§ **Your assignment**
Would you return every entry below without a single difference?

§ **Information given**

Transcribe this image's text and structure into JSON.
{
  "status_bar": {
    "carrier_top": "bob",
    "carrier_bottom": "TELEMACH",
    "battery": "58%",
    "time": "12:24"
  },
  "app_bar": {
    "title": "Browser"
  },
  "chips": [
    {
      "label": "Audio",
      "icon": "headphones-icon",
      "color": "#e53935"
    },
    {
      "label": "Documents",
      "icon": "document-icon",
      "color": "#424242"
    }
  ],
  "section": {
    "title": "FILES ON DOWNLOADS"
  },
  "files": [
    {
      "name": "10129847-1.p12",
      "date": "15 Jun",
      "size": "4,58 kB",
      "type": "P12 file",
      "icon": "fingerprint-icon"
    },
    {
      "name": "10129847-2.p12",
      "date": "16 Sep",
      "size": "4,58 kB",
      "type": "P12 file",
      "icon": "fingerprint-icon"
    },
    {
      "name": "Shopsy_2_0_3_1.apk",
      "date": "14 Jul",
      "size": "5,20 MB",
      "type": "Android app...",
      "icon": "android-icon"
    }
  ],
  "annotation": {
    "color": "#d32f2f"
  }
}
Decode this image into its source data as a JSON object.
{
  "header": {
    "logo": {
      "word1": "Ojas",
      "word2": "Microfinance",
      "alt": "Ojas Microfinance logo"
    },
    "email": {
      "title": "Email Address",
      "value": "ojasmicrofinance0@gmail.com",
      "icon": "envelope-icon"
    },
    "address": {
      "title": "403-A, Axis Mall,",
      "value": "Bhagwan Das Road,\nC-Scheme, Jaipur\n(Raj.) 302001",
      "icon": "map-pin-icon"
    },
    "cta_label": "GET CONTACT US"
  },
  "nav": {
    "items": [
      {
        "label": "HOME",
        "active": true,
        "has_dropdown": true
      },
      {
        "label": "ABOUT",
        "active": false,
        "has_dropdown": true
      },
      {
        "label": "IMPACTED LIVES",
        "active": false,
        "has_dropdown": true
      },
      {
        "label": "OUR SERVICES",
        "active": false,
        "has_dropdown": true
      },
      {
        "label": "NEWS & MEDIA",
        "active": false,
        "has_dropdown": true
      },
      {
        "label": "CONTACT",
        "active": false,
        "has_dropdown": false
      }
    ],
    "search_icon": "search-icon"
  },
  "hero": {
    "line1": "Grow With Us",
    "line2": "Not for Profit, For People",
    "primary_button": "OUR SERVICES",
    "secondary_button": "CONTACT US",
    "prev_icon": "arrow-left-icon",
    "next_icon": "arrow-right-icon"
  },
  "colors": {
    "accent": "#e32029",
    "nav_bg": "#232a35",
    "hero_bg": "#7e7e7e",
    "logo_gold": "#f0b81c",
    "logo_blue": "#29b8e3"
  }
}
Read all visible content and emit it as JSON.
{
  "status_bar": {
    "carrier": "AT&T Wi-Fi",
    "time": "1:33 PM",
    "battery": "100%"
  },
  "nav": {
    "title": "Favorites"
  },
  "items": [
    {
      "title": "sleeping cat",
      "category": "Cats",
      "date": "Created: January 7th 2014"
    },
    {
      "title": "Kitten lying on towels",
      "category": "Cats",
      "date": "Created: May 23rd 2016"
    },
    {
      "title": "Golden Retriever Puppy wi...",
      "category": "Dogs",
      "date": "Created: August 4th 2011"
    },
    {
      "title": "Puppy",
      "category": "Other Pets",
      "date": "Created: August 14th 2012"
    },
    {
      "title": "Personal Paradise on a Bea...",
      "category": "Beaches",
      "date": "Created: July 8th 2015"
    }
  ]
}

§ **Reply**
Transcribe this image's text and structure into JSON.
{
  "status_bar": {
    "carrier_top": "bob",
    "carrier_bottom": "TELEMACH",
    "battery": "58%",
    "time": "12:24"
  },
  "app_bar": {
    "title": "Browser"
  },
  "chips": [
    {
      "label": "Audio",
      "icon": "headphones-icon",
      "color": "#e53935"
    },
    {
      "label": "Documents",
      "icon": "document-icon",
      "color": "#424242"
    }
  ],
  "section": {
    "title": "FILES ON DOWNLOADS"
  },
  "files": [
    {
      "name": "10129847-1.p12",
      "date": "15 Jun",
      "size": "4,58 kB",
      "type": "P12 file",
      "icon": "fingerprint-icon"
    },
    {
      "name": "10129847-2.p12",
      "date": "16 Sep",
      "size": "4,58 kB",
      "type": "P12 file",
      "icon": "fingerprint-icon"
    },
    {
      "name": "Shopsy_2_0_3_1.apk",
      "date": "14 Jul",
      "size": "5,20 MB",
      "type": "Android app...",
      "icon": "android-icon"
    }
  ],
  "annotation": {
    "color": "#d32f2f"
  }
}
Decode this image into its source data as a JSON object.
{
  "header": {
    "logo": {
      "word1": "Ojas",
      "word2": "Microfinance",
      "alt": "Ojas Microfinance logo"
    },
    "email": {
      "title": "Email Address",
      "value": "ojasmicrofinance0@gmail.com",
      "icon": "envelope-icon"
    },
    "address": {
      "title": "403-A, Axis Mall,",
      "value": "Bhagwan Das Road,\nC-Scheme, Jaipur\n(Raj.) 302001",
      "icon": "map-pin-icon"
    },
    "cta_label": "GET CONTACT US"
  },
  "nav": {
    "items": [
      {
        "label": "HOME",
        "active": true,
        "has_dropdown": true
      },
      {
        "label": "ABOUT",
        "active": false,
        "has_dropdown": true
      },
      {
        "label": "IMPACTED LIVES",
        "active": false,
        "has_dropdown": true
      },
      {
        "label": "OUR SERVICES",
        "active": false,
        "has_dropdown": true
      },
      {
        "label": "NEWS & MEDIA",
        "active": false,
        "has_dropdown": true
      },
      {
        "label": "CONTACT",
        "active": false,
        "has_dropdown": false
      }
    ],
    "search_icon": "search-icon"
  },
  "hero": {
    "line1": "Grow With Us",
    "line2": "Not for Profit, For People",
    "primary_button": "OUR SERVICES",
    "secondary_button": "CONTACT US",
    "prev_icon": "arrow-left-icon",
    "next_icon": "arrow-right-icon"
  },
  "colors": {
    "accent": "#e32029",
    "nav_bg": "#232a35",
    "hero_bg": "#7e7e7e",
    "logo_gold": "#f0b81c",
    "logo_blue": "#29b8e3"
  }
}
Read all visible content and emit it as JSON.
{
  "status_bar": {
    "carrier": "AT&T Wi-Fi",
    "time": "1:33 PM",
    "battery": "100%"
  },
  "nav": {
    "title": "Favorites"
  },
  "items": [
    {
      "title": "sleeping cat",
      "category": "Cats",
      "date": "Created: January 7th 2014"
    },
    {
      "title": "Kitten lying on towels",
      "category": "Cats",
      "date": "Created: May 23rd 2016"
    },
    {
      "title": "Golden Retriever Puppy wi...",
      "category": "Dogs",
      "date": "Created: August 4th 2011"
    },
    {
      "title": "Puppy",
      "category": "Other Pets",
      "date": "Created: August 14th 2012"
    },
    {
      "title": "Personal Paradise on a Bea...",
      "category": "Beaches",
      "date": "Created: July 8th 2015"
    }
  ]
}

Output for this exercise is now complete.